Designers of women's clothing are reinventing older styles for today

It was the scourge of women's wardrobes in the 1980s: now "the body" is back to torment a new generation too young to remember the downsides of wearing it.

Sales are soaring despite the garment's notorious reputation as one of the least comfortable items of clothing ever invented. Retailers, taking their cue from pop stars such as Lady Gaga and Rihanna as well as catwalk designers like Lanvin and Chloé, are increasing their stocks for the rest of the year.

Fans rate the body, also known as the bodysuit, for much the same reason that Donna Karan, the New York designer who made it famous, alighted on it. It goes with – and under – everything. And this time round, hi-tech fabrics mean bodies can double as 21st-century corsets, sucking in while covering up.

The body's revival comes alongside a slew of other unlikely resurgences, from jumpsuits and ponchos to dungarees and flares. Edith Youngblood, head of intimates at the fashion analysts WGSN, said the trend for vintage clothing had prompted women to reappraise what they wear – and why. "I hate to say it, but women have been known to forgo comfort for the sake of cutting-edge fashion, and the body is one of those instances.
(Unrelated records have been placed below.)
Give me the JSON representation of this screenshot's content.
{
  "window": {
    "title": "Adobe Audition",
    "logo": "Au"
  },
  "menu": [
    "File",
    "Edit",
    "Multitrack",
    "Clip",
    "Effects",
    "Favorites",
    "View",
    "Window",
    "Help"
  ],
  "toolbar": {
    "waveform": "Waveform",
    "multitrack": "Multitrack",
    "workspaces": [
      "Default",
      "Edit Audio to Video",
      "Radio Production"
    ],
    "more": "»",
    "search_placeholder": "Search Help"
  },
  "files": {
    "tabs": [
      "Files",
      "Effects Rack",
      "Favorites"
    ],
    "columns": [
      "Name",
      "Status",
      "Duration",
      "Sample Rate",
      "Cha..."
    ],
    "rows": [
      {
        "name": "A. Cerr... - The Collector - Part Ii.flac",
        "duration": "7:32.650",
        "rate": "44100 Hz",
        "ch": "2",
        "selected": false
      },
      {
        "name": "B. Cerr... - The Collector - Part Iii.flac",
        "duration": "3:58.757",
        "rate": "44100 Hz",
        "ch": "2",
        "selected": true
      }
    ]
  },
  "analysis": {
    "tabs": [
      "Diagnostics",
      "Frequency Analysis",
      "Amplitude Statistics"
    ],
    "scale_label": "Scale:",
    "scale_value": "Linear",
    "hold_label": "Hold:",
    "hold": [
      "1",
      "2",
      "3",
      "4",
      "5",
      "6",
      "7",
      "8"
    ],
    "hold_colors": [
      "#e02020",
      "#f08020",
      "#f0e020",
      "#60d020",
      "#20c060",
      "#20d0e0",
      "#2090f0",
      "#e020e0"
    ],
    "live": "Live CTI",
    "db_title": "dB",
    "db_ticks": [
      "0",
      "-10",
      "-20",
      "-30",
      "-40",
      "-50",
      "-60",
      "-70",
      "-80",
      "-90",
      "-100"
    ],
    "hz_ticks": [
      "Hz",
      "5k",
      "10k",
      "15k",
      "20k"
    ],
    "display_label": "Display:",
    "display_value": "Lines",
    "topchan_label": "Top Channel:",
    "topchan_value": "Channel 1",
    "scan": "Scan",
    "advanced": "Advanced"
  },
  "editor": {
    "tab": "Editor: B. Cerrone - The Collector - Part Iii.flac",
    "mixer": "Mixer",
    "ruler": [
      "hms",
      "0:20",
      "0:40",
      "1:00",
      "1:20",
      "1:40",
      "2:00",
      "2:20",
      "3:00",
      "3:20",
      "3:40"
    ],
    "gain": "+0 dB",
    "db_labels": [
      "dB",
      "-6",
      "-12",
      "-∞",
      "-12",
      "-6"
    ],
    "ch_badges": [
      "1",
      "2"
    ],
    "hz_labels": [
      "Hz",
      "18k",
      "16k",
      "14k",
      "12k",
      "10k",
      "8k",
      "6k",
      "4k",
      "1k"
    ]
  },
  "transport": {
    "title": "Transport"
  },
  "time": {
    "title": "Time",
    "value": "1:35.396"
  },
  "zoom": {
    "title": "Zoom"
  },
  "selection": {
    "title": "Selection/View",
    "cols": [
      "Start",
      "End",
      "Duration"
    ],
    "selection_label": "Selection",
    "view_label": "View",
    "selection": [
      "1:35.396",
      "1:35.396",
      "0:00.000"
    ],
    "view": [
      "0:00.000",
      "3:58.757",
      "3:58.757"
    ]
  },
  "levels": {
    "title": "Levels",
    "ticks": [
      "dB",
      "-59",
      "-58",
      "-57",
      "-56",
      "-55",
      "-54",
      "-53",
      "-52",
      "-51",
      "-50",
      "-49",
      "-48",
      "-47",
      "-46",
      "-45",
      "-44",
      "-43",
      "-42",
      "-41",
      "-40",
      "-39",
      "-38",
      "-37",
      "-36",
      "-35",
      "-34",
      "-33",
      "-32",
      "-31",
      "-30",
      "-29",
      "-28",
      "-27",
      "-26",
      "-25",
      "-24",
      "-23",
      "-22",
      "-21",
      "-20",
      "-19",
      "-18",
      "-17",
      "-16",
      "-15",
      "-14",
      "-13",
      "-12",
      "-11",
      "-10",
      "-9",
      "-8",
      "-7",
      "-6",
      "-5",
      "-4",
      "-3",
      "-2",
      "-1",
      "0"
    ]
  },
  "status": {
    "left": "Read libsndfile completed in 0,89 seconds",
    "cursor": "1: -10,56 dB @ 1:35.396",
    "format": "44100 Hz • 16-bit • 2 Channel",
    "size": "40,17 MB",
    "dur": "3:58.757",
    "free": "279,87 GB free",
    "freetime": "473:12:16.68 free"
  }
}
The vintage influence, which has translated to the high street, has a lot to do with women accepting some uncomfortable traditional aspects of lingerie."

Marks & Spencer, Asos and River Island are among the high-street retailers that have exploited the body trend. At the luxury bodywear label Wolford, sales of bodies are increasing faster than anything else it sells. A House of Fraser spokesman said customers were "demanding more and more styles". The department store group said sales of Flexees, its most popular shapewear brand, have jumped by 190 per cent compared with last year.

Just as the likes of Lady Gaga seek to shock with their outfits, flaunting so-called "intimates" in distinctly public settings, so do their fans. Farida Kaikobad, River Island's womenswear brand director, said: "Girls are wearing bodies as outerwear for an edgier look."

Jessica Brown, editor of the fashion industry title Drapers, said bodysuits also played into the dancewear trend, which the box office success of Black Swan has helped to reignite. "A body under a floaty or pleated skirt really plays into the ballerina look," she said.

But, as Ms Brown and others warn, fashion comes at a price where bodysuits are concerned. "They aren't that practical – toilet trips are a nightmare," she said.

Rob Phillips, of the London College of Fashion, said: "Those of us with longer memories can recall that bodies and jumpsuits are far from easy to wear – the construction relies on assuming that every woman has the same body proportions, which is clearly not the case. And it can lead to fashion horrors."

Mr Phillips said trends, even unlikely ones, would continue to make a comeback "because of the nature of design – as a designer it's important to look at what's gone before, in much the same way that trends in music come back around. But for all our sakes, let's hope the body isn't around for long this time."

Additional reporting by Karina Whalley

The body

Donna Karan gave the world the bodysuit in the 1980s; now it lives again on the catwalk.

The corset

In the past, the corset was the go-to item for a wasp-waisted figure. Multiple reincarnations later, it is now an item of clothing in its own right.


Seventies flares are in again, beating their more recent cousins, boot-cut jeans, to pole position as this summer's hot look.

The maxi skirt

Another staple of 1970s fashion, the maxi is bringing decorum back to our wardrobes. Wonderfully comfy to wear.

The jumpsuit

Some consider it the bodysuit's equal when it comes to hideous 1980s throwbacks. But that hasn't stopped the jumpsuit from springing back into fashion.